Just because someone is on Facebook or Twitter, it does not necessarily mean that they know how to use them for an educational purpose. It is unfair of us as teachers to assume students know what to do, without first teaching them, giving guidance or discussing expectations, prior knowledge and available support.

Discussion – let’s find out what devices our students and teachers have and what they currently use them for. In an online classroom, it’s also good to check what Internet access is like for students. (Kay O made a similar point in relation to the flipped classroom during the ONL 161, OER webinar). There may not be a signal at home or in rural areas. Outside of work or university hours, students may be reliant on Internet cafés.

Collaboration – let’s learn from each other about useful Apps, good resources and how to Tweet, Blog, create a Facebook group, or a Google Hangout, or whatever.

Teachable moments – then let’s teach each other, or learn by doing, how we might use a particular digital option for our specific educational purpose.

If someone in the class has experience, ask them to lead and if no-one is too sure, see how willing some or all of the class are to try out something new and evaluate it, to see if it might work for them for a specific purpose.

In my PBL group, we talked a lot about a teacher’s responsibility to learn about a new digital tool before using it in class. This includes how to use it and how to troubleshoot when technical hiccups occur. Many teachers will be in the happy position of having a pedagogy or tech support team to call on, and I’m all in favour of knowing as much as you can about what you are introducing and why. Sometimes, though, trying something new can evolve out of a conversation with the class and it can be nice to try out a new tool or strategy in an exploratory way, between teacher and students. The success of this can depend on how well teacher and students each other and how open they are to genuinely collaborating and learning with and from each other, but collaboration is a topic for another blog.


Purpose and Blogging.

Blogging can be a very central aspect of digital literacies, as it can be a way to connect with others, thereby building a network while you build your profile.

I must admit that blogging for an academic purpose was a fairly new concept for me. Until now, I’ve only ever heard of food bloggers, stay-at-home mum bloggers, or perhaps the odd travel writer whose blog made them famous and quite wealthy. To me, blogging seemed to be in some way connected with ‘celebrity’ status or advertising.

I have encountered a postgrad course where, fairly regularly, students had to blog the answers to a question. The blogs just seemed to sit in a vacuum and no-one seemed to know what to do with them. Students were asked to blog because that was an option on the institution’s VLE. In other words, the blogs had no purpose. Needless to say, neither students nor teachers embraced the concept. Blogging was a chore and an isolating one at that, rather than an opportunity to reach out and connect with like-minded or not so like-minded classmates.
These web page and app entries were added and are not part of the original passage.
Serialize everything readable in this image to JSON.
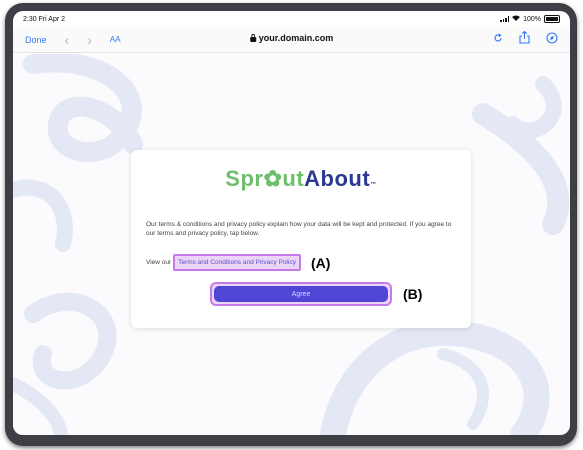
{
  "status_bar": {
    "time_date": "2:30  Fri Apr 2",
    "battery": "100%"
  },
  "browser": {
    "done_label": "Done",
    "back_icon": "chevron-left-icon",
    "forward_icon": "chevron-right-icon",
    "text_size_label": "AA",
    "address": "your.domain.com",
    "reload_icon": "reload-icon",
    "share_icon": "share-icon",
    "compass_icon": "compass-icon"
  },
  "card": {
    "logo_part1": "Spr",
    "logo_part2": "ut",
    "logo_part3": "About",
    "logo_tm": "™",
    "description": "Our terms & conditions and privacy policy explain how your data will be kept and protected. If you agree to our terms and privacy policy, tap below.",
    "view_prefix": "View our",
    "terms_link": "Terms and Conditions and Privacy Policy",
    "agree_label": "Agree"
  },
  "annotations": {
    "a": "(A)",
    "b": "(B)"
  },
  "colors": {
    "accent": "#3478f6",
    "button": "#5046d6",
    "highlight": "#c77ae6",
    "logo_green": "#6dbf6a",
    "logo_navy": "#2b3a8f"
  }
}
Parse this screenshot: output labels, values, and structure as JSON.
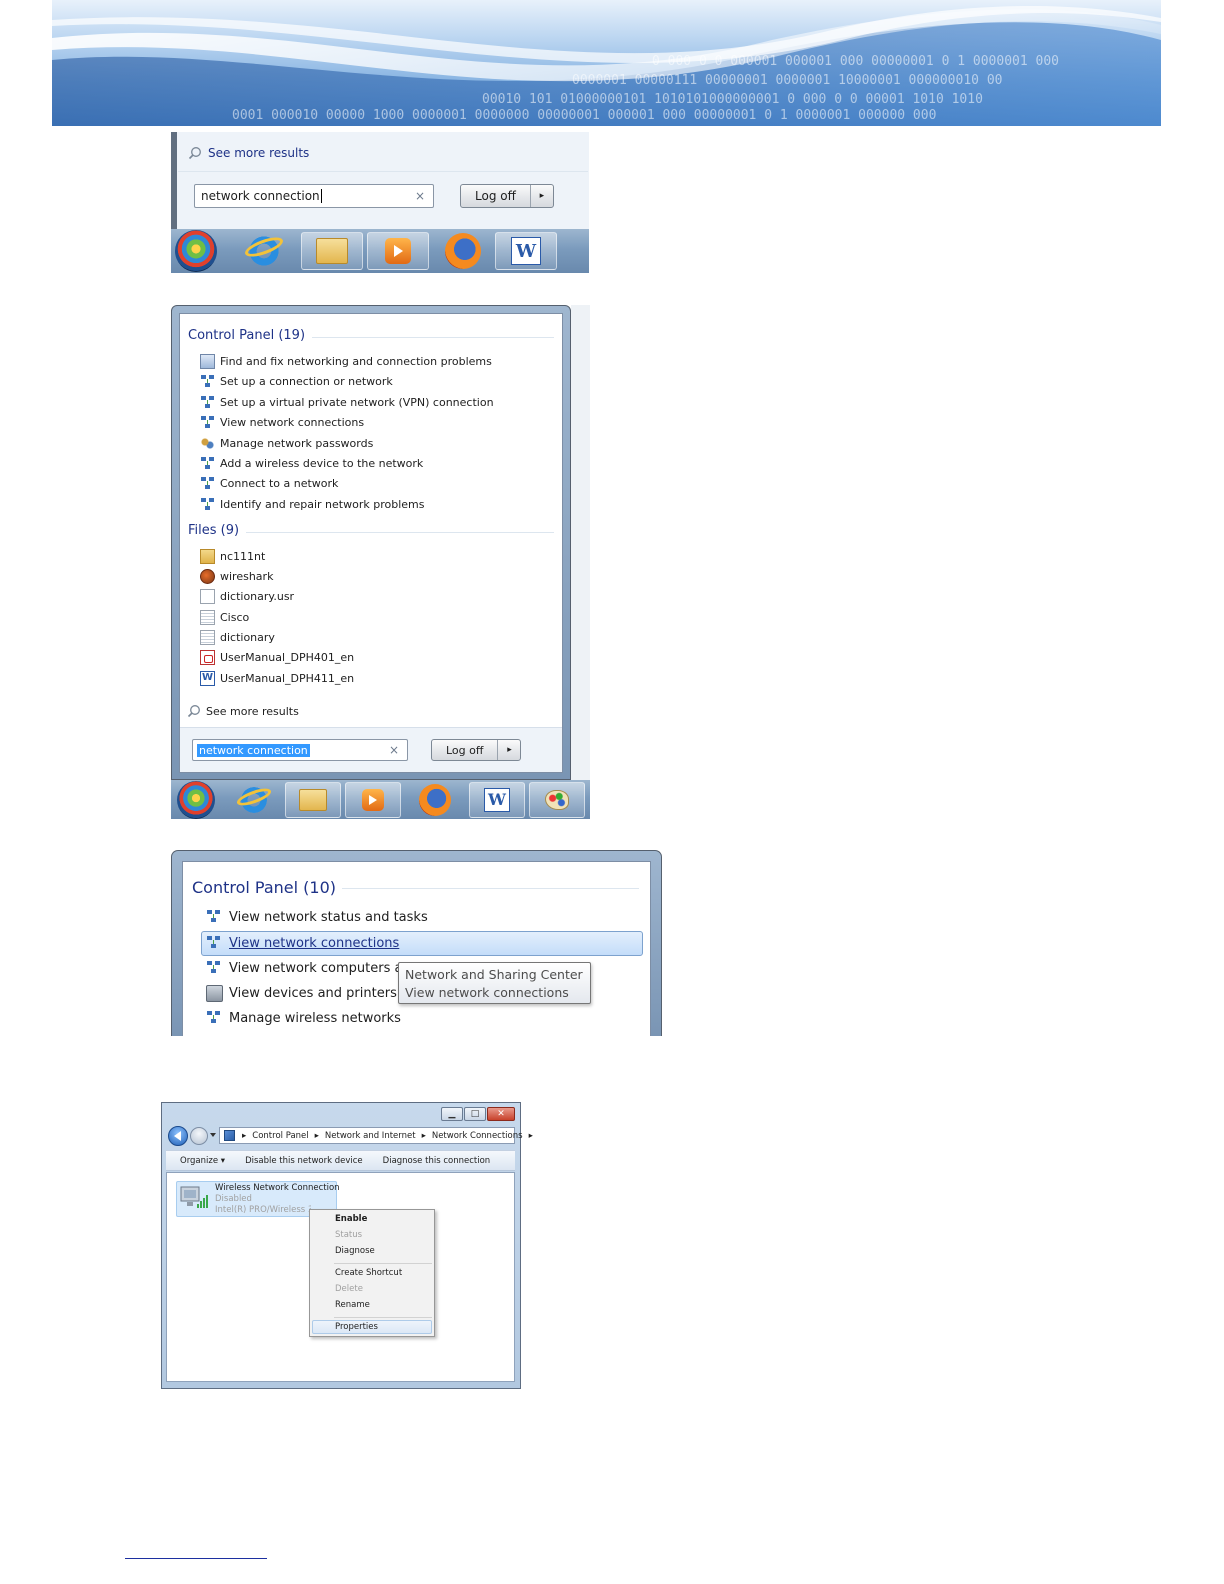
{
  "banner": {
    "binary_lines": [
      "0 000 0 0 000001 000001 000 00000001 0 1 0000001 000",
      "0000001 00000111 00000001 0000001 10000001 000000010 00",
      "00010 101 01000000101 1010101000000001 0 000 0 0 00001 1010 1010",
      "0001 000010 00000 1000 0000001 0000000  00000001 000001 000 00000001 0 1 0000001 000000 000"
    ]
  },
  "shot1": {
    "see_more": "See more results",
    "search_value": "network connection",
    "clear_glyph": "×",
    "logoff": "Log off",
    "logoff_arrow": "▸"
  },
  "shot2": {
    "control_panel_header": "Control Panel (19)",
    "control_panel_items": [
      "Find and fix networking and connection problems",
      "Set up a connection or network",
      "Set up a virtual private network (VPN) connection",
      "View network connections",
      "Manage network passwords",
      "Add a wireless device to the network",
      "Connect to a network",
      "Identify and repair network problems"
    ],
    "files_header": "Files (9)",
    "files_items": [
      "nc111nt",
      "wireshark",
      "dictionary.usr",
      "Cisco",
      "dictionary",
      "UserManual_DPH401_en",
      "UserManual_DPH411_en"
    ],
    "see_more": "See more results",
    "search_value": "network connection",
    "clear_glyph": "×",
    "logoff": "Log off",
    "logoff_arrow": "▸"
  },
  "shot3": {
    "header": "Control Panel (10)",
    "items": [
      "View network status and tasks",
      "View network connections",
      "View network computers a",
      "View devices and printers",
      "Manage wireless networks"
    ],
    "tooltip_line1": "Network and Sharing Center",
    "tooltip_line2": "View network connections"
  },
  "shot4": {
    "caption_min": "▁",
    "caption_max": "□",
    "caption_close": "✕",
    "breadcrumb": [
      "Control Panel",
      "Network and Internet",
      "Network Connections"
    ],
    "breadcrumb_sep": "▸",
    "commands": [
      "Organize ▾",
      "Disable this network device",
      "Diagnose this connection"
    ],
    "connection_name": "Wireless Network Connection",
    "connection_status": "Disabled",
    "connection_adapter": "Intel(R) PRO/Wireless 3945",
    "menu": {
      "enable": "Enable",
      "status": "Status",
      "diagnose": "Diagnose",
      "create_shortcut": "Create Shortcut",
      "delete": "Delete",
      "rename": "Rename",
      "properties": "Properties"
    }
  },
  "colors": {
    "section_title": "#1e3287",
    "selection": "#3399ff",
    "hover": "#cfe3fb",
    "footer_rule": "#1c2fa0"
  }
}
So, it has been eye opening to see blogs used as part of the certification criteria on my ONL course. I’m probably most confused about the purpose my blogs should have. Should they be reflective, where I think about what I have learned, relate it to prior knowledge or experience and think about how I might put some of the new learning into practice?
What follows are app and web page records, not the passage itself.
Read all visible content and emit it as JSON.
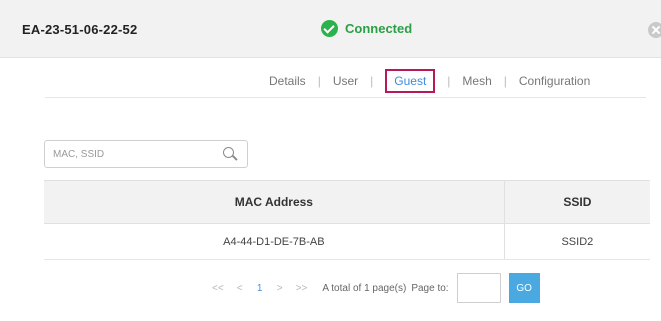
{
  "header": {
    "device_name": "EA-23-51-06-22-52",
    "status": "Connected"
  },
  "tabs": [
    "Details",
    "User",
    "Guest",
    "Mesh",
    "Configuration"
  ],
  "active_tab": "Guest",
  "search": {
    "placeholder": "MAC, SSID",
    "value": ""
  },
  "table": {
    "columns": [
      "MAC Address",
      "SSID"
    ],
    "rows": [
      [
        "A4-44-D1-DE-7B-AB",
        "SSID2"
      ]
    ]
  },
  "pagination": {
    "first": "<<",
    "prev": "<",
    "current_page": "1",
    "next": ">",
    "last": ">>",
    "total_text": "A total of 1 page(s)",
    "page_to_label": "Page to:",
    "go_label": "GO"
  },
  "colors": {
    "status_green": "#2bb24c",
    "accent_blue": "#49a9e0",
    "active_tab_border": "#b5195a"
  }
}
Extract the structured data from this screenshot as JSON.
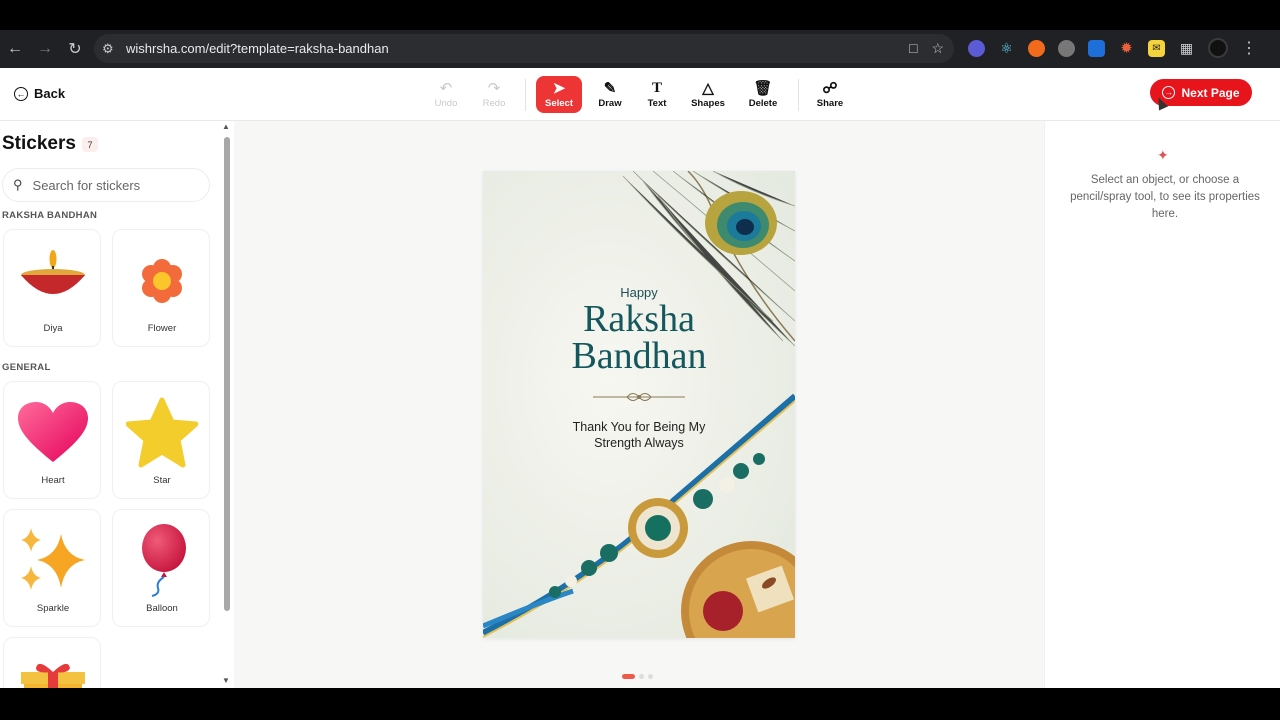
{
  "browser": {
    "url": "wishrsha.com/edit?template=raksha-bandhan"
  },
  "toolbar": {
    "back_label": "Back",
    "tools": [
      {
        "label": "Undo",
        "icon": "undo-icon",
        "state": "disabled"
      },
      {
        "label": "Redo",
        "icon": "redo-icon",
        "state": "disabled"
      },
      {
        "label": "Select",
        "icon": "cursor-icon",
        "state": "active"
      },
      {
        "label": "Draw",
        "icon": "pencil-icon",
        "state": "normal"
      },
      {
        "label": "Text",
        "icon": "text-icon",
        "state": "normal"
      },
      {
        "label": "Shapes",
        "icon": "shapes-icon",
        "state": "normal"
      },
      {
        "label": "Delete",
        "icon": "trash-icon",
        "state": "normal"
      },
      {
        "label": "Share",
        "icon": "share-icon",
        "state": "normal"
      }
    ],
    "next_label": "Next Page",
    "accent": "#e8141c"
  },
  "sidebar": {
    "title": "Stickers",
    "count": "7",
    "search_placeholder": "Search for stickers",
    "sections": [
      {
        "label": "RAKSHA BANDHAN",
        "items": [
          {
            "label": "Diya"
          },
          {
            "label": "Flower"
          }
        ]
      },
      {
        "label": "GENERAL",
        "items": [
          {
            "label": "Heart"
          },
          {
            "label": "Star"
          },
          {
            "label": "Sparkle"
          },
          {
            "label": "Balloon"
          }
        ]
      }
    ]
  },
  "card": {
    "happy": "Happy",
    "title_line1": "Raksha",
    "title_line2": "Bandhan",
    "subtitle_line1": "Thank You for Being My",
    "subtitle_line2": "Strength Always"
  },
  "properties": {
    "message": "Select an object, or choose a pencil/spray tool, to see its properties here."
  }
}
Or should they be used to add to the discussion? Should I build on the main points of the lesson and go off and find new references that may be of interest to the class? Perhaps the best I can do is decide on a purpose for each blog and see it through.


Interestingly, we had a chat about this in my PBL group where some people who are used to academic writing find blogging a challenge as they try to make it less academic in tone, whereas others find the challenge is to add references and make their blog more academic. Either way, my PBL friends encouraged me to take the plunge and write something. They tell me it’s worth it, especially when people comment, so please do.



Digital Literacies